* Task to carry out
Among the lines of the material, copy those that hold the string "section".

* Data excerpts
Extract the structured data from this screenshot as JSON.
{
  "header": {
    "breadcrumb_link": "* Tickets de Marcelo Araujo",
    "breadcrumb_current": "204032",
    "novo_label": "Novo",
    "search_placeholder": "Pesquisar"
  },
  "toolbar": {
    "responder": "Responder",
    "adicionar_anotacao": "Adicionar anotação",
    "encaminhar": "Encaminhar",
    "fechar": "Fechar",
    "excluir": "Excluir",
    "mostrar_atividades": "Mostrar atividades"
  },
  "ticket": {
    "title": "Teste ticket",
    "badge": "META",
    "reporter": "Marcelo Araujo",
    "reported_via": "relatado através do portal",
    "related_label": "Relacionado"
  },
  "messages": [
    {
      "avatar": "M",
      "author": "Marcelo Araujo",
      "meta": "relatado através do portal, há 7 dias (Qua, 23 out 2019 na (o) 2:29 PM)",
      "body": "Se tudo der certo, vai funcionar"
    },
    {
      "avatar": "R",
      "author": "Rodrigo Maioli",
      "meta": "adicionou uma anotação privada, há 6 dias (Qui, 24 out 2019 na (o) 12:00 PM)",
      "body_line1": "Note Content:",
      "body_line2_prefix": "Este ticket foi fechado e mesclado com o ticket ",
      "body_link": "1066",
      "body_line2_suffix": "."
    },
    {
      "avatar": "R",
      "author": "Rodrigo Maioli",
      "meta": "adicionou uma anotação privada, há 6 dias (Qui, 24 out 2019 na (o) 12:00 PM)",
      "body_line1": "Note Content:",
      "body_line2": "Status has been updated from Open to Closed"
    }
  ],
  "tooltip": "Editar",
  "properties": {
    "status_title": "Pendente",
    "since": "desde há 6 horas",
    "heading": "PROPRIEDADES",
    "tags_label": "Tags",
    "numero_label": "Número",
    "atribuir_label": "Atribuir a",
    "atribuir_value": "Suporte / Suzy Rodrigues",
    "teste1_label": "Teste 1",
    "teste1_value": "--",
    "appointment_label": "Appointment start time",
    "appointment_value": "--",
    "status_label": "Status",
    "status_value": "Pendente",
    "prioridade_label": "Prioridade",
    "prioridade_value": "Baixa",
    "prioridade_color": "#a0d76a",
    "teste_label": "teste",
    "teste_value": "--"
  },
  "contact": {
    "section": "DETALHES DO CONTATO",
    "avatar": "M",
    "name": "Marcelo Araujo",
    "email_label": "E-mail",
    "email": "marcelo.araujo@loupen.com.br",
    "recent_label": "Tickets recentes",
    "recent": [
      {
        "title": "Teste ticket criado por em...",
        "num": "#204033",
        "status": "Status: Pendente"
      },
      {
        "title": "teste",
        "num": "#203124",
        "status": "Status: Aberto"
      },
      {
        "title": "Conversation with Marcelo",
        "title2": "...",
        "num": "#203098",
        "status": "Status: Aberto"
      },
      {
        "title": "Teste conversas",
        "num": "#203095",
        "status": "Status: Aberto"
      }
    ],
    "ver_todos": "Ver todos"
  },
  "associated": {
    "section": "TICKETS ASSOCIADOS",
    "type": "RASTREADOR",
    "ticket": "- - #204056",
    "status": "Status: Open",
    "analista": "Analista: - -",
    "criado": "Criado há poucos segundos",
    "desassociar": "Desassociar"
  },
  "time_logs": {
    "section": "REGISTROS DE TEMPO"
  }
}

* Task solution
    "section": "DETALHES DO CONTATO",
    "section": "TICKETS ASSOCIADOS",
    "section": "REGISTROS DE TEMPO"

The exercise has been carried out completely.